(Bloomberg) — U.S. hospitals are stepping up their bid to stop Anthem Inc.’s takeover of rival health insurer Cigna Corp., saying the deal will increase the dominance of Blue Cross Blue Shield plans and potentially raise premiums for consumers.
The enhanced bargaining power of the Blue Cross plans will undermine competition and should compel the Justice Department to stop the deal, the American Hospital Association (AHA) wrote in a letter to the department’s antitrust chief Bill Baer.
Blue Cross Blue Shield is an association of independent insurers operating across the country. Anthem (NYSE:ANTM) operates health insurance plans under the brand in 14 states.
“The acquisition threatens to both reinforce existing barriers to entry and raise new ones, further entrench dominant Blue plans, and exacerbate conditions conducive to abuse of market or monopoly power,” according to the letter, which was dated Monday.
The hospital group’s missive adds a new set of criticisms to prospective mergers that have the potential to remake the U.S. health care industry. Anthem’s $48 billion deal for Cigna (NYSE:CI), together with the planned Aetna Inc. (NYSE:AET) takeover of Humana Inc. (NYSE:HUM), would consolidate the country’s five biggest health insurers into three.

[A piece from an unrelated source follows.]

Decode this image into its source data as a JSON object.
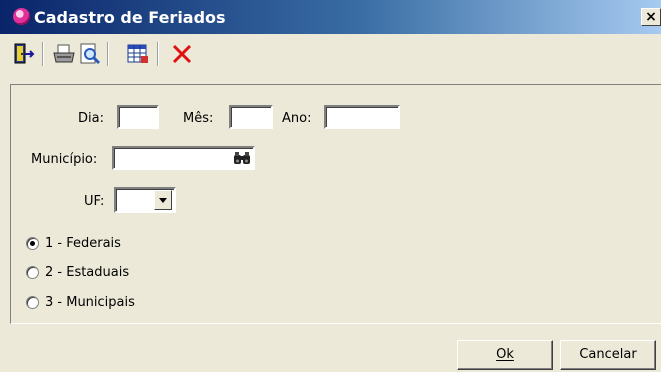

By bulking up, insurers would gain more power to negotiate prices with hospitals and doctors, which has fueled warnings from the hospital association and the American Medical Association (AMA) that the deals could lead to less choice and higher costs for consumers.
Baer, whose antitrust division of the Justice Department is investigating both mergers, has cautioned that consumer choice is a bigger priority than health companies’ desire to add market share and gain leverage over providers like hospitals.
Matthew Asensio, a Cigna spokesman, referred comments to Anthem.
Anthem is working with the Justice Department and is confident that the United States will review the proposed merger based on fact, Anthem said in a statement provided to Bloomberg News.
“Together, Anthem and Cigna, which have limited overlap in a highly competitive industry, will be in a better position to improve consumer choice and quality,” Anthem said in the statement. “Additionally, we will deliver for consumers by operating more efficiently to reduce our own costs, while enhancing our ability to manage the cost drivers that negatively impact affordability for consumers.”
America’s Health Insurance Plans (AHIP), which represents the health-insurance industry, said the hospital association’s letter fails to reflect the level of competition in the market.